**Activity**
From the data below, return each line in which the string "JSON" is found.
========================
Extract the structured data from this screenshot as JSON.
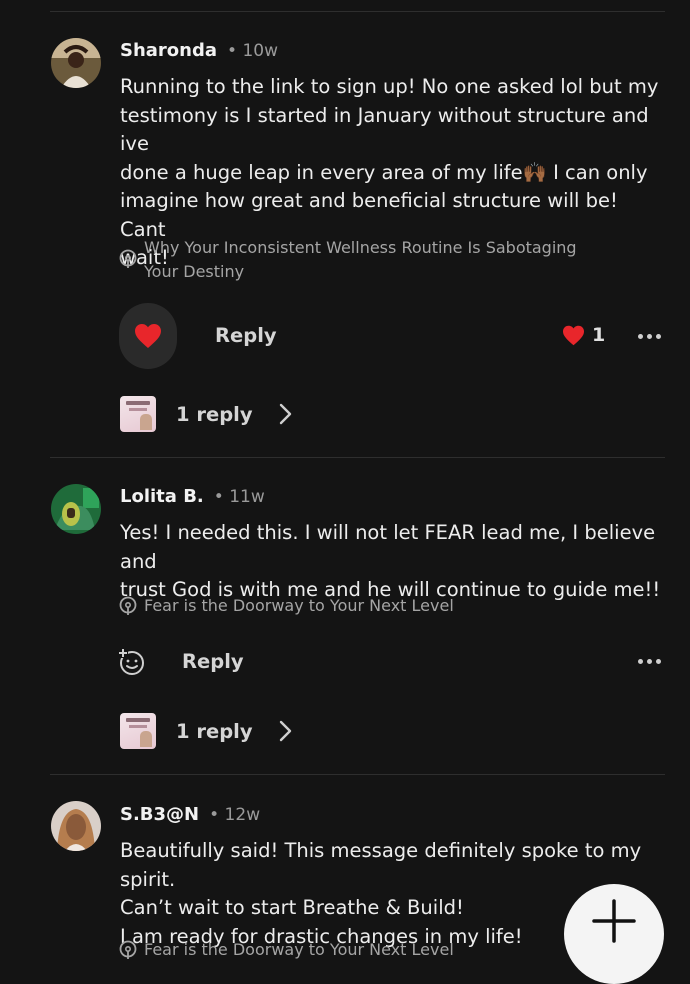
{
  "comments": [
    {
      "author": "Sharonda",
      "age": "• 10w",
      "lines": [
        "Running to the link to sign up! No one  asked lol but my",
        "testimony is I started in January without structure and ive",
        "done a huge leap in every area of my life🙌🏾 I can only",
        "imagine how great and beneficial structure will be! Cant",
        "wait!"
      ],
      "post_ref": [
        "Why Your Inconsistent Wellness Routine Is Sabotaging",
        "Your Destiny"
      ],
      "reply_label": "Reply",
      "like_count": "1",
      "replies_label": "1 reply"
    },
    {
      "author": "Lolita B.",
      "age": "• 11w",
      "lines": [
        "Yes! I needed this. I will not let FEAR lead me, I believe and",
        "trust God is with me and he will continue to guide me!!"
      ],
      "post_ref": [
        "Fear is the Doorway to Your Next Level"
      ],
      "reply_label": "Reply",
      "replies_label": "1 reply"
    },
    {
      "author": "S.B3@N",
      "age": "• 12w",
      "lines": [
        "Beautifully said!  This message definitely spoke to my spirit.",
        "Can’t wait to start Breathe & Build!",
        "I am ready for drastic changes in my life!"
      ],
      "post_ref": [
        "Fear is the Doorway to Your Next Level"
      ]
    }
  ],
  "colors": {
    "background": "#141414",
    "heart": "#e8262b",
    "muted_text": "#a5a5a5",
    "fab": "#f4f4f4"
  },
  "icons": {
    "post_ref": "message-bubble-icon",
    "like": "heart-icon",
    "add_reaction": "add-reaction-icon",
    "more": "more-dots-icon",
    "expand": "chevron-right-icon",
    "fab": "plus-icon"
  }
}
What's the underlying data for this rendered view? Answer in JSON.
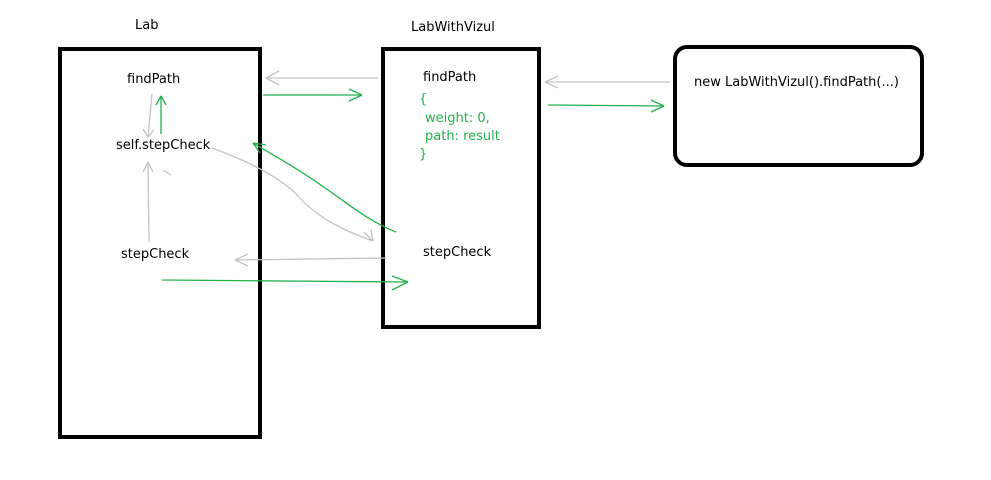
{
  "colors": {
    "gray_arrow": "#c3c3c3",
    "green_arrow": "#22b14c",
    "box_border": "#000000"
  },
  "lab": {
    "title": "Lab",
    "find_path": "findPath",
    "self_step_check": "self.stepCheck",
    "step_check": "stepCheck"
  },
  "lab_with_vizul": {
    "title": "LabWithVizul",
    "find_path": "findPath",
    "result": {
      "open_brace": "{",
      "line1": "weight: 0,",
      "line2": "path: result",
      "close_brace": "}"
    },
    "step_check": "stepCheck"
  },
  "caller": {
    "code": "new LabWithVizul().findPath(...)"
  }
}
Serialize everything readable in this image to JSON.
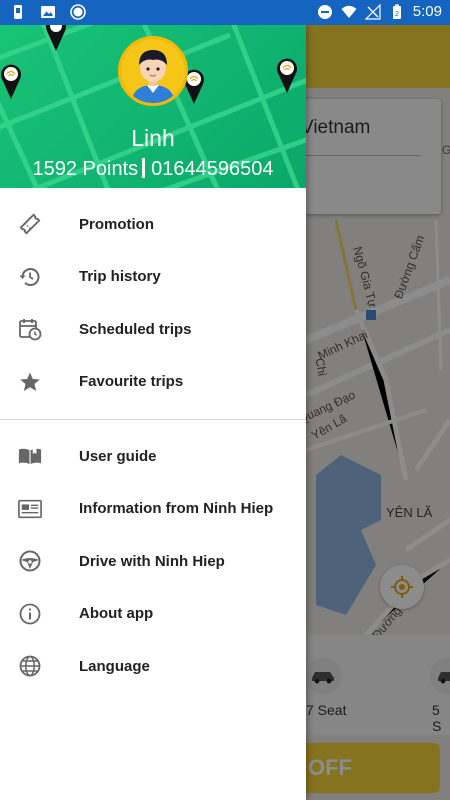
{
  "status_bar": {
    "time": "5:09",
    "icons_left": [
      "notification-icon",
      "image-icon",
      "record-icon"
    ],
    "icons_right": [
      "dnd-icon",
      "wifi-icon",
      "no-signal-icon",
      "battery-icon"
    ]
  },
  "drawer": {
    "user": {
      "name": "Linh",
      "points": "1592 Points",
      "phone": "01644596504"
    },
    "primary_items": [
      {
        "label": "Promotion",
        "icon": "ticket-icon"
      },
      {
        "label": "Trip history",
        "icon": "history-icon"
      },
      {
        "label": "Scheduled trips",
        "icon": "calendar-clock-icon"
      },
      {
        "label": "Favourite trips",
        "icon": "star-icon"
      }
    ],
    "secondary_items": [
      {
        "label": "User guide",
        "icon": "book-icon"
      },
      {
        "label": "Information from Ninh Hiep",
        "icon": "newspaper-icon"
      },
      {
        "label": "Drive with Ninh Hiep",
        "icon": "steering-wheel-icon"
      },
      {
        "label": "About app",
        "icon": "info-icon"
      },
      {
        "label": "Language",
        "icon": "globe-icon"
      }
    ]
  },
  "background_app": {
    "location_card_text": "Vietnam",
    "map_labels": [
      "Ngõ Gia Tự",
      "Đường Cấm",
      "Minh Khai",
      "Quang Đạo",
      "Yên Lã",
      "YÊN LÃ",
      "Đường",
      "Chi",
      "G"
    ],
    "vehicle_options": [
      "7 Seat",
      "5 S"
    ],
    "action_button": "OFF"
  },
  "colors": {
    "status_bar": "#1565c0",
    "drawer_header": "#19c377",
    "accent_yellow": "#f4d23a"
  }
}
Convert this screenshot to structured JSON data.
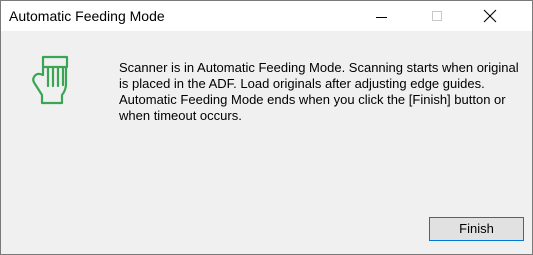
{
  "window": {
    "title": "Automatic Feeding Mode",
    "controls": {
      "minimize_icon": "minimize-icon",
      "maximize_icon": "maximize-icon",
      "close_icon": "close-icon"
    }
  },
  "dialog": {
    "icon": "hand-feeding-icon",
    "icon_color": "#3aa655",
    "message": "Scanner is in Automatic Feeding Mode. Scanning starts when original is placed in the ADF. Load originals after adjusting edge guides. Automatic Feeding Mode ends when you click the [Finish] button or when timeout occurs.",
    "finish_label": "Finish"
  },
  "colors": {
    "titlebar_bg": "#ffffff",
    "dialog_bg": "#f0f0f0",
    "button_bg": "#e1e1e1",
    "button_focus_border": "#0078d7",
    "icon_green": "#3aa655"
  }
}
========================
**Reply to the task**
Extract the structured data from this screenshot as JSON.
What's the underlying data for this rendered view? Answer in JSON.
Serialize everything readable in this image to JSON.
Convert this screenshot to structured JSON data.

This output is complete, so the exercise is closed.